The second possible issue is the occurrence of self-loops (arcs with head and tail the same, such as (5, 5)). Again, this may or may not be a problem in practice, depending on the application. I rarely encounter network applications where self-loops are expected, or even tolerated. Again, you could modify Erwin's code easily to remove self-loops, and it would not increase execution time much.

The third possible issue is that some nodes may be "orphans" (no arcs in or out), and others may be accessible only one way (either inward degree 0 or outward degree 0). Once again, the application will dictate whether this is a matter of concern.

I decided to test a somewhat different approach to generating the network (using R). It has the advantage of guaranteeing the targeted number of arcs, with no self-loops. (It does not address the issue of orphan nodes.) It has the disadvantage of being slower than Erwin's algorithm (but by what I would call a tolerable amount). My approach is based on assigning an integer index to every possible arc. Assume there are $N$ nodes, indexed $0, \dots, N-1$. (Erwin uses 1-based indexing, but it is trivial to adjust from 0-based to 1-based after the network has been generated.) There are $N^2$ arcs, including self-loops, indexed from $0,\dots,N^2-1$. The arc with index $k$ is given by $$f(k) = (k \div n, k \mod n),$$where $\div$ denotes the integer quotient (so that $7 \div 3 = 2$). As self-loop is an arc whose index $k$ satisfies $k\div n = k \mod n$; those are precisely the arcs with indices $k=m(n + 1)$ for $m=0,\dots,n-1$. So my version of the algorithm is to start with the index set $\lbrace 0,\dots,n^2-1\rbrace$, remove the indices $0, n+1, 2n+2,\dots, n^2-1$, take a random subset of the survivors and apply $f()$ to them.
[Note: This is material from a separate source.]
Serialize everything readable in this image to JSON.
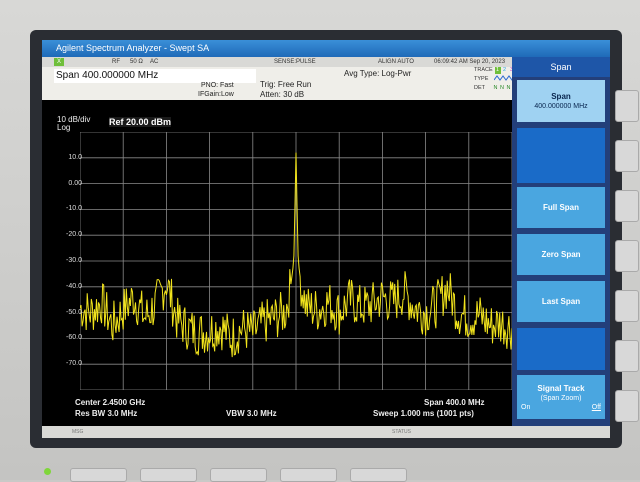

I have an R Notebook that compares the two algorithms, using the same dimensions Erwin had: $n=5000$ nodes, with a target density of 1% (250,000 arcs). Timing is somewhat random, even though I set a fixed random number seed for each algorithm. The notebook includes both code and output. As expected, my code gets the targeted number of arcs, with no self-loops. Erwin's code, as expected, comes up a bit short on the number of arcs, and contains a few (easily removed) self-loops. Somewhat interestingly, in my test runs every node had both inward and outward degree at least 1 for both algorithms. I think that is a combination of a fairly large arc count and a bit of luck (the required amount of luck decreasing as the network density increases). If orphans, or nodes with either no outbound or no inbound arcs, turn out to be problems, there is a fairly easy fix for both methods. First, randomly generate either one or two arcs incident on each node (depending on whether you need both inward and outward arcs everywhere). Then generate the necessary number of additional arcs by adjusting the sample size. As before, you might come up a few arcs short with Erwin's algorithm (unless you include a loop to add arcs until the target is reached). In my algorithm, you can easily calculate the indices of the initial set of arcs (the index of arc $(i,j)$ is $n\times i + j$) and then just remove those indices at the same time that you remove the indices of the self-loops, before generating the remaining arcs.